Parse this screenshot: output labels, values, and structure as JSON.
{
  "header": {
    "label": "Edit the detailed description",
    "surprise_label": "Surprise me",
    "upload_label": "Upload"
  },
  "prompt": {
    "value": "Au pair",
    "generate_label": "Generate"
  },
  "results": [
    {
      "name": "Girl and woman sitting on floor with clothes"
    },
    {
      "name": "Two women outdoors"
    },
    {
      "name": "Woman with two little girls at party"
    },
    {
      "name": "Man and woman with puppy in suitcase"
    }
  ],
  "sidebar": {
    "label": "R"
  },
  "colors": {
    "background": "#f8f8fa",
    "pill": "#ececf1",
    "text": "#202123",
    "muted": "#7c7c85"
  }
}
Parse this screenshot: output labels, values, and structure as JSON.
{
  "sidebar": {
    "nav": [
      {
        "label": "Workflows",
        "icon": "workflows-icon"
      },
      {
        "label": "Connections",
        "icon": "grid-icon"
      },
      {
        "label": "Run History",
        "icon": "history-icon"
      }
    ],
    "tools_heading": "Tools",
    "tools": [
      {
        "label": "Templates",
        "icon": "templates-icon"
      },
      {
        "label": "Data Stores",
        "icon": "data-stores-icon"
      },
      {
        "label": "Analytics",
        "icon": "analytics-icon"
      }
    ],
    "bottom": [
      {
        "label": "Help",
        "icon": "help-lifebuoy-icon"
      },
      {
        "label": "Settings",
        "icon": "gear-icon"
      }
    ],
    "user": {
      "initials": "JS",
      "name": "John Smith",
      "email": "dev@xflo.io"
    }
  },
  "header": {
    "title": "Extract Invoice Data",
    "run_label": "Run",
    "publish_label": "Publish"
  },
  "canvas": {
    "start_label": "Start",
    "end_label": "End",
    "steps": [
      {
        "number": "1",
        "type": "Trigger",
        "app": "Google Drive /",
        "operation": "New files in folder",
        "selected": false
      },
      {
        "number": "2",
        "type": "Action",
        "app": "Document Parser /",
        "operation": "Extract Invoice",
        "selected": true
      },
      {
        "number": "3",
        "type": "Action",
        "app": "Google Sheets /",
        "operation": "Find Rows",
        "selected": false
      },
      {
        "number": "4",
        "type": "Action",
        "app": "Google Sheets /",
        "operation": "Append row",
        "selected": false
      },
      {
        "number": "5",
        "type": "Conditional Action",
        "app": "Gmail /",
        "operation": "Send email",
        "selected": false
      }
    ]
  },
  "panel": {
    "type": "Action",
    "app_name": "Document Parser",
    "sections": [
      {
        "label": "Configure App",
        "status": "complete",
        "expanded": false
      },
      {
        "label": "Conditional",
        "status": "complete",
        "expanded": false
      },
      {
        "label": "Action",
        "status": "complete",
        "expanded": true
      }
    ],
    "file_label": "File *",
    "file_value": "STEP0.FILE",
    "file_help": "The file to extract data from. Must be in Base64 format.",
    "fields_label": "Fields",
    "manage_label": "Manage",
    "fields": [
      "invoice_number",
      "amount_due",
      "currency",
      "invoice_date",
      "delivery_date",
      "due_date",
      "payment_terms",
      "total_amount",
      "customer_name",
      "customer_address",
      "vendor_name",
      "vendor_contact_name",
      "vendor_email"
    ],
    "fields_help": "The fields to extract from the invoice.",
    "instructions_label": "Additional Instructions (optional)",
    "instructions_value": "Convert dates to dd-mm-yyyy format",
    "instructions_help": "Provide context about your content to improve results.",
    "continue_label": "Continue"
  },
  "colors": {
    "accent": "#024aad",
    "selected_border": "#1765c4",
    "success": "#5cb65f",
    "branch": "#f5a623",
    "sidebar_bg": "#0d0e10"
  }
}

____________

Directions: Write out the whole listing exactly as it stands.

Reply to the task:
Parse this screenshot: output labels, values, and structure as JSON.
{
  "header": {
    "label": "Edit the detailed description",
    "surprise_label": "Surprise me",
    "upload_label": "Upload"
  },
  "prompt": {
    "value": "Au pair",
    "generate_label": "Generate"
  },
  "results": [
    {
      "name": "Girl and woman sitting on floor with clothes"
    },
    {
      "name": "Two women outdoors"
    },
    {
      "name": "Woman with two little girls at party"
    },
    {
      "name": "Man and woman with puppy in suitcase"
    }
  ],
  "sidebar": {
    "label": "R"
  },
  "colors": {
    "background": "#f8f8fa",
    "pill": "#ececf1",
    "text": "#202123",
    "muted": "#7c7c85"
  }
}
Parse this screenshot: output labels, values, and structure as JSON.
{
  "sidebar": {
    "nav": [
      {
        "label": "Workflows",
        "icon": "workflows-icon"
      },
      {
        "label": "Connections",
        "icon": "grid-icon"
      },
      {
        "label": "Run History",
        "icon": "history-icon"
      }
    ],
    "tools_heading": "Tools",
    "tools": [
      {
        "label": "Templates",
        "icon": "templates-icon"
      },
      {
        "label": "Data Stores",
        "icon": "data-stores-icon"
      },
      {
        "label": "Analytics",
        "icon": "analytics-icon"
      }
    ],
    "bottom": [
      {
        "label": "Help",
        "icon": "help-lifebuoy-icon"
      },
      {
        "label": "Settings",
        "icon": "gear-icon"
      }
    ],
    "user": {
      "initials": "JS",
      "name": "John Smith",
      "email": "dev@xflo.io"
    }
  },
  "header": {
    "title": "Extract Invoice Data",
    "run_label": "Run",
    "publish_label": "Publish"
  },
  "canvas": {
    "start_label": "Start",
    "end_label": "End",
    "steps": [
      {
        "number": "1",
        "type": "Trigger",
        "app": "Google Drive /",
        "operation": "New files in folder",
        "selected": false
      },
      {
        "number": "2",
        "type": "Action",
        "app": "Document Parser /",
        "operation": "Extract Invoice",
        "selected": true
      },
      {
        "number": "3",
        "type": "Action",
        "app": "Google Sheets /",
        "operation": "Find Rows",
        "selected": false
      },
      {
        "number": "4",
        "type": "Action",
        "app": "Google Sheets /",
        "operation": "Append row",
        "selected": false
      },
      {
        "number": "5",
        "type": "Conditional Action",
        "app": "Gmail /",
        "operation": "Send email",
        "selected": false
      }
    ]
  },
  "panel": {
    "type": "Action",
    "app_name": "Document Parser",
    "sections": [
      {
        "label": "Configure App",
        "status": "complete",
        "expanded": false
      },
      {
        "label": "Conditional",
        "status": "complete",
        "expanded": false
      },
      {
        "label": "Action",
        "status": "complete",
        "expanded": true
      }
    ],
    "file_label": "File *",
    "file_value": "STEP0.FILE",
    "file_help": "The file to extract data from. Must be in Base64 format.",
    "fields_label": "Fields",
    "manage_label": "Manage",
    "fields": [
      "invoice_number",
      "amount_due",
      "currency",
      "invoice_date",
      "delivery_date",
      "due_date",
      "payment_terms",
      "total_amount",
      "customer_name",
      "customer_address",
      "vendor_name",
      "vendor_contact_name",
      "vendor_email"
    ],
    "fields_help": "The fields to extract from the invoice.",
    "instructions_label": "Additional Instructions (optional)",
    "instructions_value": "Convert dates to dd-mm-yyyy format",
    "instructions_help": "Provide context about your content to improve results.",
    "continue_label": "Continue"
  },
  "colors": {
    "accent": "#024aad",
    "selected_border": "#1765c4",
    "success": "#5cb65f",
    "branch": "#f5a623",
    "sidebar_bg": "#0d0e10"
  }
}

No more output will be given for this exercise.